Flotations fail to bounce back
2022 saw just 19 initial public offerings of drug developers, the lowest total since 2012.
A torrid year for biopharma on the stock markets all but wiped out the prospect of going public. The IPO numbers for the full year show just how dire the situation is, with just three groups managing to get away in the fourth quarter – taking the 2022 total to 19.
This makes last year the worst for drug developer flotations since 2012, which saw 16 groups go public. And, in a further blow to the sector, one of the IPO success stories of last year, Third Harmonic, is already looking in danger of becoming a zombie after the December discontinuation of its lead candidate, THB001, on liver toxicity fears.
That some very early-stage players are still managing to float, and bank substantial sums, raises questions about whether investors have learnt much from the recent period of IPO excess. Prime Medicine, for example, which raised $175m in 2022's fourth-largest flotation in Evaluate Vantage's analysis.
This analysis concerns IPOs of pure-play drug developers only; secondary listings are not included.
Prime is some way from human trials, but perhaps its backers could not resist the lure of the next big thing in gene editing, prime editing. Prime promises to address the drawbacks of gene therapy and other gene-editing methods such as Crispr/Cas9 and base editing.
Prime editing does not cause the double-stranded DNA breaks that have led to consternation over Crispr/Cas9; these double-stranded breaks are also not seen with base editing, another novel gene editing technique that can only make a limited number of point mutations.
There are strong links between these next-gen methods: Prime and Beam Therapeutics, a major proponent of base editing, share a co-founder, David Liu, and the two companies are collaborators.
While base editing has been dubbed the “pencil” to Crispr/Cas9’s “scissors”, Prime describes its approach as a “word processor” that can find and replace genetic errors. The group now has to prove that this latest editing modality lives up to the hype, and must do so under the glare of the public spotlight.
Meanwhile, Acrivon, which is developing an asset originated by Array and Icos, raised a respectable sum, but unlike Prime it priced well below its initially-proposed range.
The chart below shows that this scenario is now the reality for many groups going public.
At least these companies managed to get away. IPOs from the likes of Alopexx and Intensity Therapeutics, slated for the fourth quarter, were postponed.

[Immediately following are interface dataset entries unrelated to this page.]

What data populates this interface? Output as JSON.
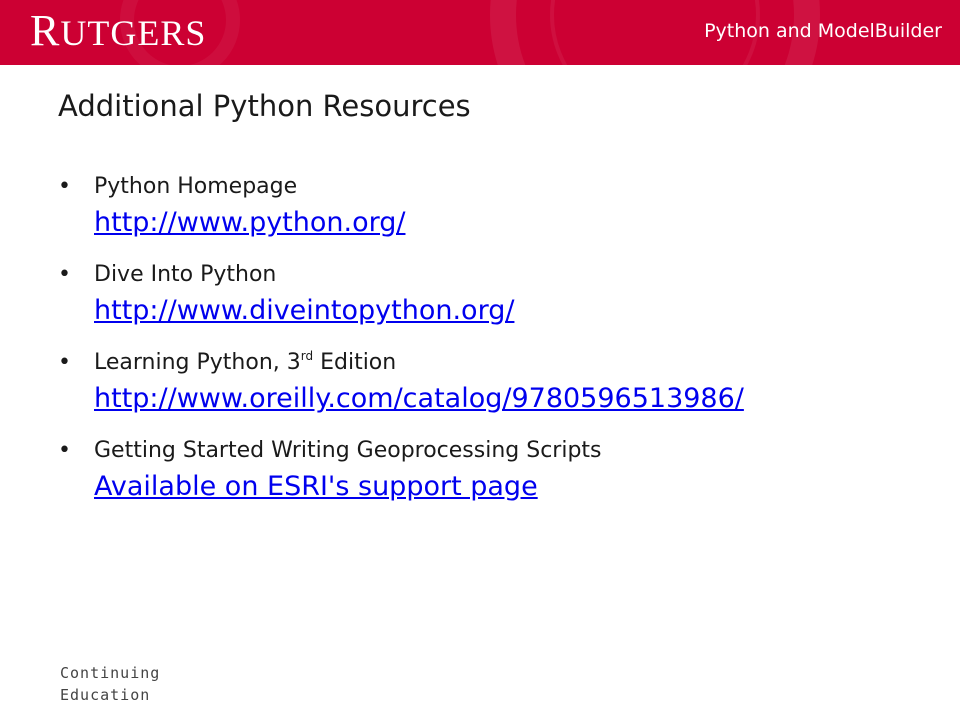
{
  "header": {
    "logo_initial": "R",
    "logo_rest": "UTGERS",
    "title": "Python and ModelBuilder"
  },
  "slide": {
    "title": "Additional Python Resources",
    "bullets": [
      {
        "label": "Python Homepage",
        "link": "http://www.python.org/"
      },
      {
        "label_pre": "Learning Python, 3",
        "label_sup": "rd",
        "label_post": " Edition",
        "link": "http://www.oreilly.com/catalog/9780596513986/"
      },
      {
        "label": "Dive Into Python",
        "link": "http://www.diveintopython.org/"
      },
      {
        "label": "Getting Started Writing Geoprocessing Scripts",
        "link": "Available on ESRI's support page"
      }
    ],
    "bullet_glyph": "•"
  },
  "footer": {
    "line1": "Continuing",
    "line2": "Education"
  },
  "colors": {
    "brand_red": "#cc0033",
    "link_blue": "#0000ee"
  }
}
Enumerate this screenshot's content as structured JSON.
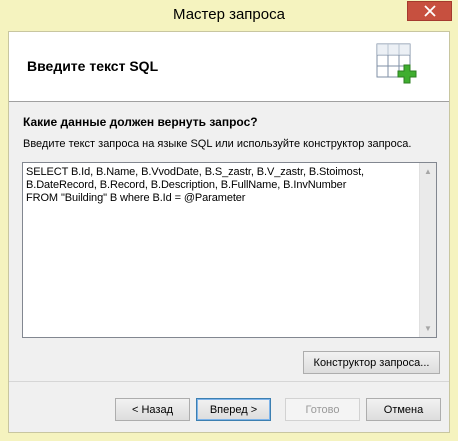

The question now is whether the bottom has been reached. A lot will depend on market sentiment, and things here do not look encouraging, with worries about war and inflation continuing to bite, alongside new fears about a Covid resurgence in China and the possibility of the emergence of new variants.
For biopharma in particular, the US Inflation Reduction Act looms large, with some respondents to a recent Evaluate Vantage survey contending that the sector was “uninvestable” unless these laws changed.
Still, at least one biotech IPO has already gone out in the first quarter: Coya Therapeutics’ offering formally closed on Tuesday, although the T regulatory cell (Treg) specialist raised just $15m.
More green shoots will be needed to provide hope that the IPO window might be about to reopen.
|Fourth-quarter 2022 IPOs|
|Company||Primary focus||Amount raised||Premium/(discount); float price to initial offer||Share price change since float to end Q4|
|Prime Medicine||Gene editing||$175m||0%||9%|
|Acrivon Therapeutics||Oncology targeting DDR pathways||$99m||-26%||-8%|
|Lipella Pharmaceuticals||Haemorrhagic cystitis||$7m||-4%||-46%|
|Note: amount raised does not include over-allotments. Source: Evaluate Pharma.|